While controversy rages across the country over whether computerized voting machines may result in lost or manipulated votes, there is another change in the election system this year that could lead to lost voting rights: Some people who show up at the polls will now have to show identification in order to cast a ballot. The federal Help America Vote Act of 2002 (HAVA) requires first-time voters in a “jurisdiction” who register by mail and who do not include verification with their registration form to present identification. The identification can be a photo ID, utility bill, bank statement or government document that shows the name and address of the voter. Despite the apparent limited reach of the new requirement, there is already evidence that it could lead to disenfranchisement of minority voters in particular.
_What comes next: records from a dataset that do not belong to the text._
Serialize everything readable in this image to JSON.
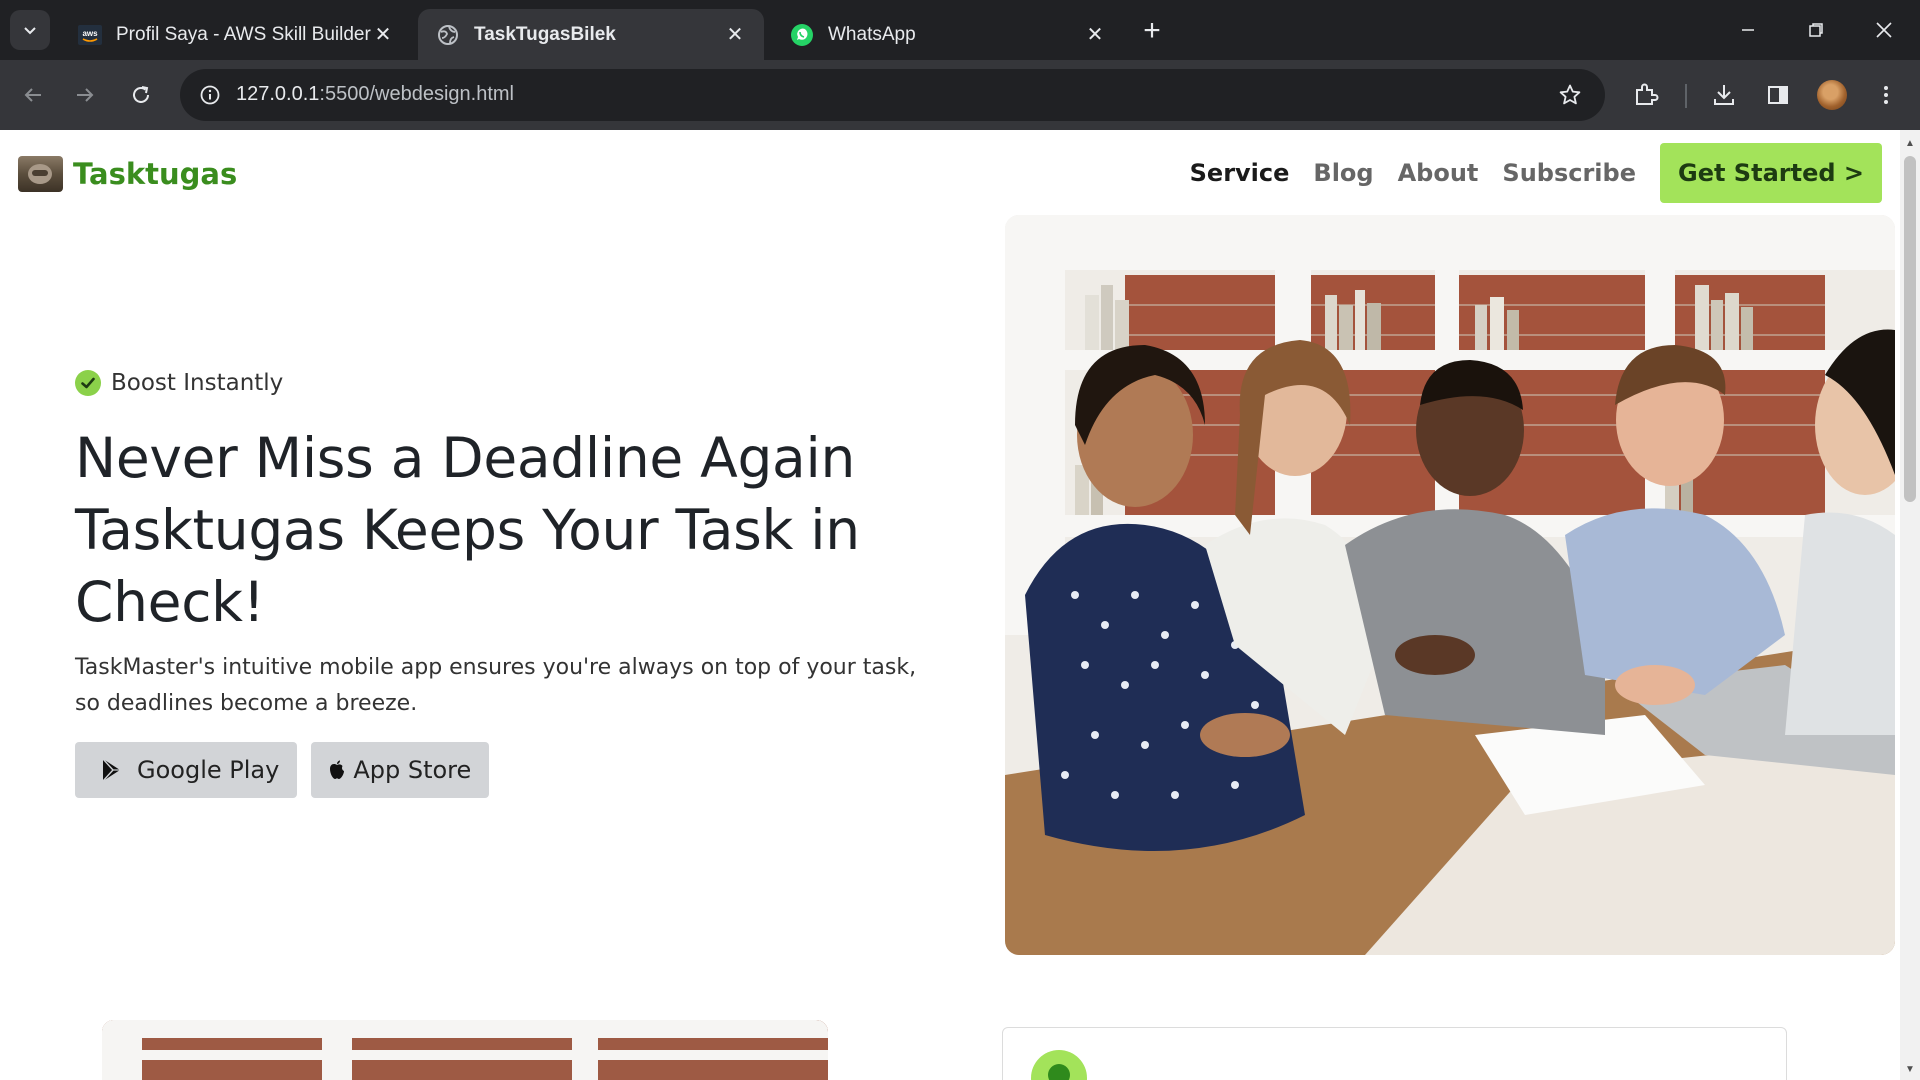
{
  "browser": {
    "tabs": [
      {
        "title": "Profil Saya - AWS Skill Builder",
        "icon": "aws-icon",
        "active": false
      },
      {
        "title": "TaskTugasBilek",
        "icon": "globe-icon",
        "active": true
      },
      {
        "title": "WhatsApp",
        "icon": "whatsapp-icon",
        "active": false
      }
    ],
    "url_host": "127.0.0.1",
    "url_path": ":5500/webdesign.html"
  },
  "site": {
    "brand": "Tasktugas",
    "nav": [
      "Service",
      "Blog",
      "About",
      "Subscribe"
    ],
    "cta": "Get Started >",
    "colors": {
      "accent": "#a3e35a",
      "brand": "#3a8d1e"
    }
  },
  "hero": {
    "badge": "Boost Instantly",
    "headline": "Never Miss a Deadline Again Tasktugas Keeps Your Task in Check!",
    "description": "TaskMaster's intuitive mobile app ensures you're always on top of your task, so deadlines become a breeze.",
    "google_play": "Google Play",
    "app_store": "App Store"
  }
}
Officials in South Dakota are investigating complaints from voters–primarily from counties in which Indian reservations are located–that they were not allowed to vote in the June primary when they could not produce photo identification, as is required for all voters under a recently passed South Dakota law. Although poll workers were also required by law to offer such voters affidavit ballots, they did not do so and simply turned them away.

Similar complaints came out of the Ohio primary in March. The Cleveland Plain Dealer reported that the voter-empowerment coordinator for the NAACP received at least fifty phone calls from black voters who were required to present identification in Cuyahoga County–a suspiciously high number considering that, according to the Cuyahoga County Board of Elections, a total of only 185 voters in the whole jurisdiction were required under HAVA to present identification. A leader of the Greater Cleveland Voter Registration Coalition also received such calls from black voters.

In Mississippi, a state with a long history of creating hurdles for minority voters, a bitterly partisan dispute over enacting a voter ID requirement for all voters–not just the narrow group identified in HAVA–rekindled conflicts from the not-so-distant past about racial discrimination at the polls. Most white legislators argued that this is a sensible anti-fraud measure. But African-American legislators reminded their colleagues of the barriers minority voters have had to overcome throughout American history, especially in the South, such as poll taxes and literacy tests. The voter identification requirement, they said, represents a new obstacle that is likely to fall disproportionately on minority voters. Mississippi blacks remember that as recently as 1993, the governor wanted to require people registering under the new motor-voter law–intended to make registration easier for minorities–to show identification.

There are many ways an ID requirement can be used to disqualify people from voting. For example, poll workers might–purposely or inadvertently–fail to give voters the complete list of alternative nonphoto IDs HAVA allows the voter to present. Also, any person who cannot present acceptable identification is supposed to be offered an affidavit or provisional ballot. But that may not happen–as in the South Dakota case–or even if it does, depending on state law and whether the voter voted in the right precinct, that ballot might not be counted. In addition, other voters might not have the kind of identification required by the law. For example, it is not unusual for only one spouse to be listed on household bills or for low-income people, senior citizens, people with disabilities and students not to have driver’s licenses, bank accounts or paychecks. States can spell out in their implementation rules the many types of documents that can be construed to meet this requirement. In California, the secretary of state has said this includes such items as a student ID card, public housing ID card, drug prescription or tax return. But other states may interpret the types of acceptable identification more narrowly, and some voters could simply find themselves disenfranchised.

Finally, there has long been concern among civil rights advocates that election officials and poll workers might selectively enforce the HAVA identification provision–say by only asking minority voters to produce documentation. The nation is–justifiably–focused on the problems of the machines voters will be using this fall. In the meantime, however, let’s not forget about the problems that may prevent voters from entering the booth in the first place.